After 11 years of service, ole White Horse decided to spring a radiator leak. I nursed her along until I final had a minute to tackle this project.
One thing I’ve always liked about this truck is her simplicity. She’s right on the cusp of all the crazy car gadgets. With that in mind, I feel confident to take on most any repair.
So I borrowed Dave’s shop and pulled out my trusty tool set that I put together in high school, and got to work.
All the plastic on these rigs can be intimidating, but the more you remove you realize that they still have the basic components of a truck.
Certain things are new and challenging, like these oil cooler lines.
But after a little investigation, they just have an e-clip that holds them in.
Eventually we got to the point of unbolting the radiator and pulling it out.
Here’s the problem. Where the aluminum core attaches to the plastic reservoir is a common place to start leaking.
Looking good. If I don’t go with OEM parts then I choose Napa.
While we’re this deep I decided to change the thermostat as well.
And the hoses too.
Going back together usually takes a bit more effort.
Here’s a trick Mr. Reachard taught me in shop class: don’t start adding 50/50 coolant right away. Because I’ve been adding water to the truck for the past couple weeks, the block was all water. Knowing that this is around a four gallon system, I first added two gallons of straight concentrate. Then topped it off with 50/50 so we retained a strong coolant ratio.
Back in black.

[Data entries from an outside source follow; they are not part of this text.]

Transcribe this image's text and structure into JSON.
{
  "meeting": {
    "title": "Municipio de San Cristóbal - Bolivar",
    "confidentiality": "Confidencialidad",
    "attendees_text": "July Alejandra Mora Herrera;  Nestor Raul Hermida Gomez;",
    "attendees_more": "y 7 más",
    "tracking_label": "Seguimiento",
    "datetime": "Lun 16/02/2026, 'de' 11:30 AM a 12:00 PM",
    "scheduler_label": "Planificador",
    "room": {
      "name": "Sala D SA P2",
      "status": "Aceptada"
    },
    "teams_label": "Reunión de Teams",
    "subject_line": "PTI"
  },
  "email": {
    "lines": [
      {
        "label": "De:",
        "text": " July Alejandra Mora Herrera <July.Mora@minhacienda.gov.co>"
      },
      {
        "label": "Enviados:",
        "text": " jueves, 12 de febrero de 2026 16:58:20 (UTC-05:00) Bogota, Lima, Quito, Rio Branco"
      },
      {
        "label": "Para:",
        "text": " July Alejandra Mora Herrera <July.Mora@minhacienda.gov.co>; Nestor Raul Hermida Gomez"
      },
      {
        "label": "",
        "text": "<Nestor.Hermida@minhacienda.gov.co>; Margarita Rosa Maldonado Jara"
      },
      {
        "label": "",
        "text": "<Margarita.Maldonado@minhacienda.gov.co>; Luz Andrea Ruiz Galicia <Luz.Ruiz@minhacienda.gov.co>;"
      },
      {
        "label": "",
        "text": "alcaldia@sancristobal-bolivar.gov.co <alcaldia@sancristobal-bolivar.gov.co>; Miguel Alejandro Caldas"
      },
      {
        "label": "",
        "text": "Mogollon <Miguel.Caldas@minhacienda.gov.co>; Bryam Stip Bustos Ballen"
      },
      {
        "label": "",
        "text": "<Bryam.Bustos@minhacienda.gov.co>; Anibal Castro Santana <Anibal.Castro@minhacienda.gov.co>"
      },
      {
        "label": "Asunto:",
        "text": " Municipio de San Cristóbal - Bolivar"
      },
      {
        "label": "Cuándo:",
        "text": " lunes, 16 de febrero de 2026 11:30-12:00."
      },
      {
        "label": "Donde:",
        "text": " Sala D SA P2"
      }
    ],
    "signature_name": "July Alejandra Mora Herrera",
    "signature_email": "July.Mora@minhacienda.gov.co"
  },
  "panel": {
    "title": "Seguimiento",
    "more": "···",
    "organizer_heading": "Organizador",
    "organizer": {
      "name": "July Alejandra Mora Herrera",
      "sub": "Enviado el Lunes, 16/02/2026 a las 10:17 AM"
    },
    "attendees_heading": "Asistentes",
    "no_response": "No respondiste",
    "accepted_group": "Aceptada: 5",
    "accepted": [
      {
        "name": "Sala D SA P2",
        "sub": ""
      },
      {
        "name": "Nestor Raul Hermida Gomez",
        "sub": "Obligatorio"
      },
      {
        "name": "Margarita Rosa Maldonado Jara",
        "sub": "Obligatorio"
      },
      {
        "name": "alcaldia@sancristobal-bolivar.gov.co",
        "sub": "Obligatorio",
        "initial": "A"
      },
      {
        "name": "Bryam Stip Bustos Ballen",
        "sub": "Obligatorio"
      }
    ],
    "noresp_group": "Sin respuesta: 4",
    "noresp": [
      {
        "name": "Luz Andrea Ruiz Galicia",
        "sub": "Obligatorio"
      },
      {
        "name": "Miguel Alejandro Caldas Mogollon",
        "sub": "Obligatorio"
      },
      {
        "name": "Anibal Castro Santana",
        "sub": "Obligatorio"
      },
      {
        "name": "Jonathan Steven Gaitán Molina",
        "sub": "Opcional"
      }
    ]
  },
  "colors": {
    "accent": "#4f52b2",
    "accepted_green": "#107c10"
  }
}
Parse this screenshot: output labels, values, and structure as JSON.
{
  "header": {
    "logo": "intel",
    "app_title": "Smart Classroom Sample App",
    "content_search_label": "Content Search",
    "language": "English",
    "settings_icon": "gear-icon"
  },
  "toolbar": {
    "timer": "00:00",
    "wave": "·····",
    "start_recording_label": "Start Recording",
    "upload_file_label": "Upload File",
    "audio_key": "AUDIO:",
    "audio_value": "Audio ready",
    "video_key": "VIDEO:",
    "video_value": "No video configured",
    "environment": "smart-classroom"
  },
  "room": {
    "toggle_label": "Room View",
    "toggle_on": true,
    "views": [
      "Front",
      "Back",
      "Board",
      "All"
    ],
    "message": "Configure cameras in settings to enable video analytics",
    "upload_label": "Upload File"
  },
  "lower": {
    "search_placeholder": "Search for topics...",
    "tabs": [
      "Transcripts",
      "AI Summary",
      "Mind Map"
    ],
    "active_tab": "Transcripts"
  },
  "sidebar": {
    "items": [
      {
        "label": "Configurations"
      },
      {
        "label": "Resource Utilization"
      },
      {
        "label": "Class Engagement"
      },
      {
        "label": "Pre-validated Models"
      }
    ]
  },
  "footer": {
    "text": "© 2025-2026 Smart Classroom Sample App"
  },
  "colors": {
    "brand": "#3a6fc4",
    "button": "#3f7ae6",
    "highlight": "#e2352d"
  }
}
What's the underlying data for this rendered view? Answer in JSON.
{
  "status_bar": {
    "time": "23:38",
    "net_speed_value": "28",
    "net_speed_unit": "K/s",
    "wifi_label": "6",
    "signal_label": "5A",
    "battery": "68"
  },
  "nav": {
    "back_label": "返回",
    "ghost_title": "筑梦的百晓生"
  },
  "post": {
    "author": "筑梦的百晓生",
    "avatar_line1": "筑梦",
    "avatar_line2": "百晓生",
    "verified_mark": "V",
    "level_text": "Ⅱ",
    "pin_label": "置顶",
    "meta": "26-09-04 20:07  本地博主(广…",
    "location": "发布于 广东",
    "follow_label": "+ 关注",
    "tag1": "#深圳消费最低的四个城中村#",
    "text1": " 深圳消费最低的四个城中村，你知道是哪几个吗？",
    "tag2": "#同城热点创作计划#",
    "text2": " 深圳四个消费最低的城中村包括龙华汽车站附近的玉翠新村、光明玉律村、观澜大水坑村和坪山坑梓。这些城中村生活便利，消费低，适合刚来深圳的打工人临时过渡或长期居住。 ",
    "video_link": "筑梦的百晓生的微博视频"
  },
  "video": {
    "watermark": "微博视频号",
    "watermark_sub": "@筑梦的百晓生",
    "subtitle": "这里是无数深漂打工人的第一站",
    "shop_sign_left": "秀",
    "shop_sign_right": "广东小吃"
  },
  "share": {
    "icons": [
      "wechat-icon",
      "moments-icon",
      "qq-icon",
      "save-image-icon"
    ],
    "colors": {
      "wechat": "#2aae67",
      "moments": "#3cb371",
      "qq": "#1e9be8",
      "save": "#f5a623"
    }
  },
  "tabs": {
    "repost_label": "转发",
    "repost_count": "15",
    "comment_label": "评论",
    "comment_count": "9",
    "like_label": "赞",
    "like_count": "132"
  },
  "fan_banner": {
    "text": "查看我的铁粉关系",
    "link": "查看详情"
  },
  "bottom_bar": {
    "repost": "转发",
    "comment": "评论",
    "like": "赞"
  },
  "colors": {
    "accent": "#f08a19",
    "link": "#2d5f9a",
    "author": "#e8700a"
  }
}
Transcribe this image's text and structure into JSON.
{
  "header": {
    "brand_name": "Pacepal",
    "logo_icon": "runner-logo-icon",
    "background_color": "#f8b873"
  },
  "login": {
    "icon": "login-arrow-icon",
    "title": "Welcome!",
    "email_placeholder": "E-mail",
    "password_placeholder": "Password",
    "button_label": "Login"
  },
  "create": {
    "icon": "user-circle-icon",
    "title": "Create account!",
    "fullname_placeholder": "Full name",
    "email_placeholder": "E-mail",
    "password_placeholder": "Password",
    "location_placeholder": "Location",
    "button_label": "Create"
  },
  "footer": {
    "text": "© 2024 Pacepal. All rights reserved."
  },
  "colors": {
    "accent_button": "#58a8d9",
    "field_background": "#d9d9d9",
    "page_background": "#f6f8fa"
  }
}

I enjoy mechanicing. Some guys’ minds just work that way and I guess mine’s one of them. But I’d also rather do things myself if I’m able too. Saves a bit of cash and gives me a chance to sharpen some old skills. This radiator project came just in time as things are heating up. Now we can stay cool in the summer and warm in the winter. On to the next one!